Neglecting spelling, grammar, and contact info
Make sure you at least read your resume before sending it. I place this in the category of a "duh" tip. Most readers will think this is a useless and unnecessary reminder, but I reiterate it as I received no fewer than six comments regarding this issue when I asked my network about what makes the best and worst resumes. Clearly, people are still either misspelling words or using incorrect grammar.
My friend Theresa Junkunc noted, "Learn how to spell. It is led, not lead. Can't tell you how many times I have seen that misspelling...from many MBAs."
Mark Mauriello added, "Please -- make sure you grammar- and spell-check your resume and make sure you spell the names of companies you worked for and the towns they are located in correctly. You would not believe what I see time and again from high salary candidates as well."
Theresa and Mark are not alone. Tom MacLean advised, "Make sure to put correct contact information -- very frustrating when you can't contact people. Pretty simple, but frustratingly common."
The best lessons are learned through entertainment, so if you want to see some of the most humorous spelling mistakes that often wind up on resumes, check out this blog post, "Resume Mistakes That Keep Hiring Managers Amused But Cost You the Interview." These are simple and innocent mistakes, but you can imagine that the people making them never received a call back. In the post, Barbara Safani writes, "Think resume typos are no big deal? Last year, Accountemps, a temporary staffing firm, interviewed 150 senior executives from some of the nation's largest companies. Forty percent of the respondents said that just one typo on a resume would cause the candidate to be eliminated.

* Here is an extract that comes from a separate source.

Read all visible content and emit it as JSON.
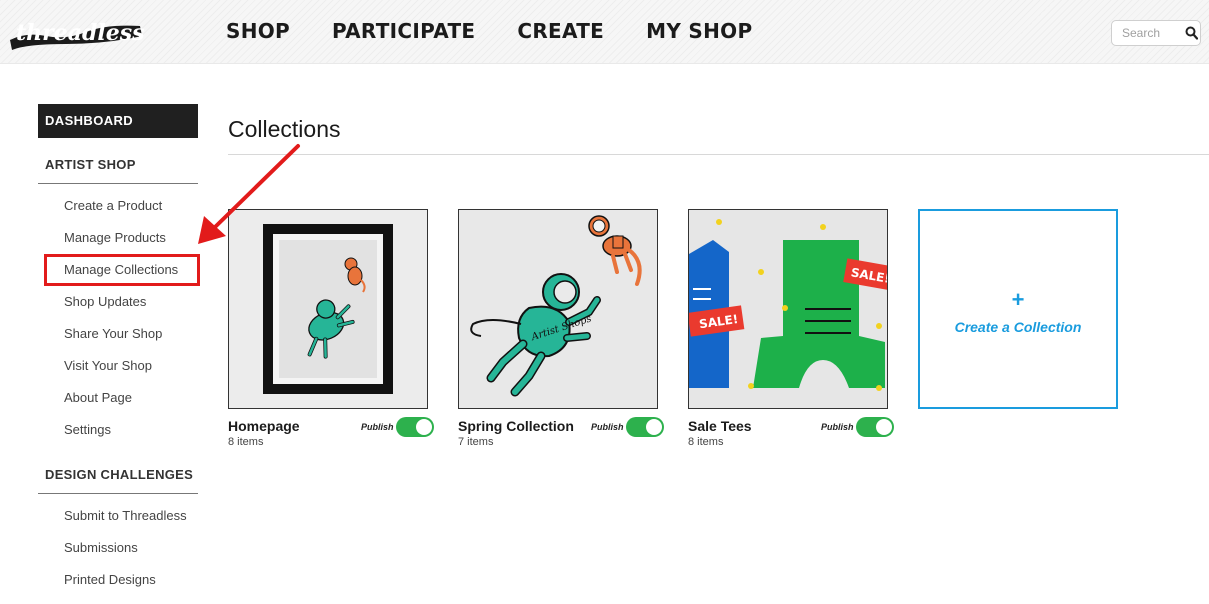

Thirty-six percent said it would take just two mistakes before the resume was put in the 'no' pile."
Some of Safani's more amusing slipups include:
- Objective: Seeking a party-time position with room for advancement
- Explanation of employment gap: career break in 1999 to renovate my horse
- Cover letter: I would like to assure you that I am a hardly working person.